Trude Guermonprez (1910-1976) was a fiber artist and educator in San Francisco, California.
Guermonprez was born in Germany to Dr. Heinrich and Jalena Jalowetz and attended the Municipal School of Arts and Crafts in Halle Saale, Germany where she learned weaving from Bauhaus artist Benita Otte. In 1933, her parents and sister Lisa immigrated to the United States. Her parents began teaching at Black Mountain College in North Carolina. Guermonprez stayed with her husband, photographer Paul Guermonprez, in the Netherlands where he became involved in the Dutch resistance during World War II. Paul was killed fighting with the resistance on D-Day in 1944. After his death, Guermonprez decided to move to the United States to be with her mother and sister. Her father had died a year earlier. Guermonprez temporarily led the weaving program at Black Mountain College when Josef and Anni Albers went on sabbatical, and eventually she became a full time faculty member. When the weaving program ended in 1949, she left North Carolina for California to join her former classmate Marguerite Wildenhain at Pond Farm Workshops. There she met her second husband, craftsman John Elsesser. They moved to San Francisco and Guermonprez began teaching at the California College of Art and Design. She was designated chair of the crafts department in 1960.

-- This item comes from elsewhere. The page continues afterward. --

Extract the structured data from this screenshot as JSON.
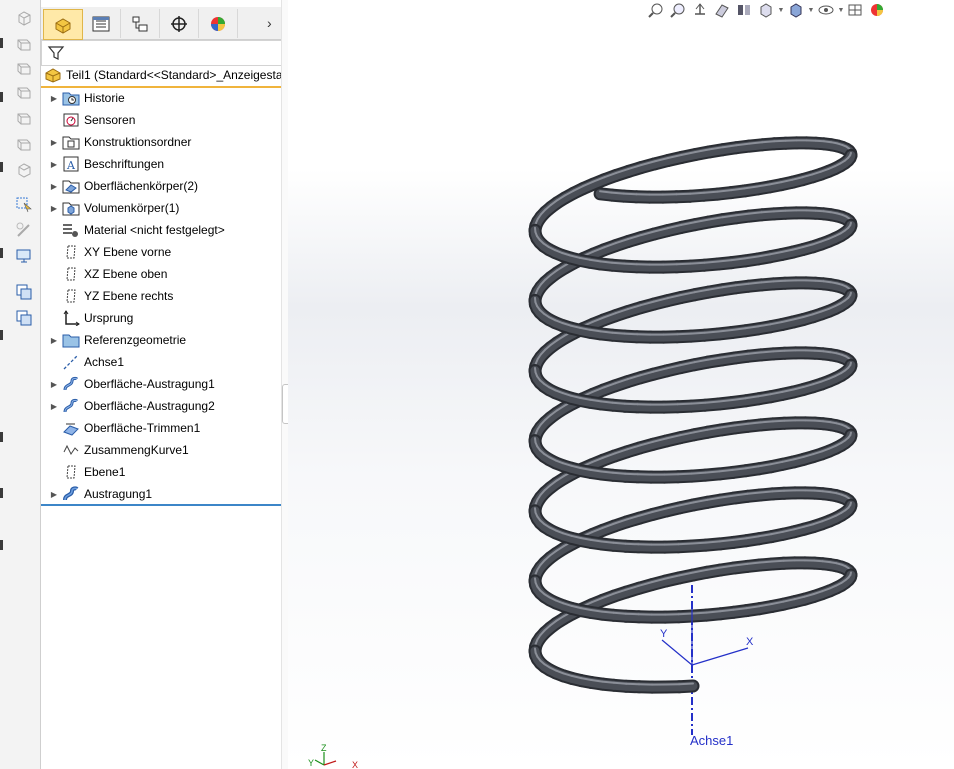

Outside of teaching, Guermonprez completed designs for textile companies and commissions while still creating her own works of fiber art. She gained little recognition during her career, winning a couple of awards before her death from cancer in 1976. Her only exhibition, The Tapestries of Trude Guermonprez, was held several years after her death in 1982 at the Oakland Museum of California.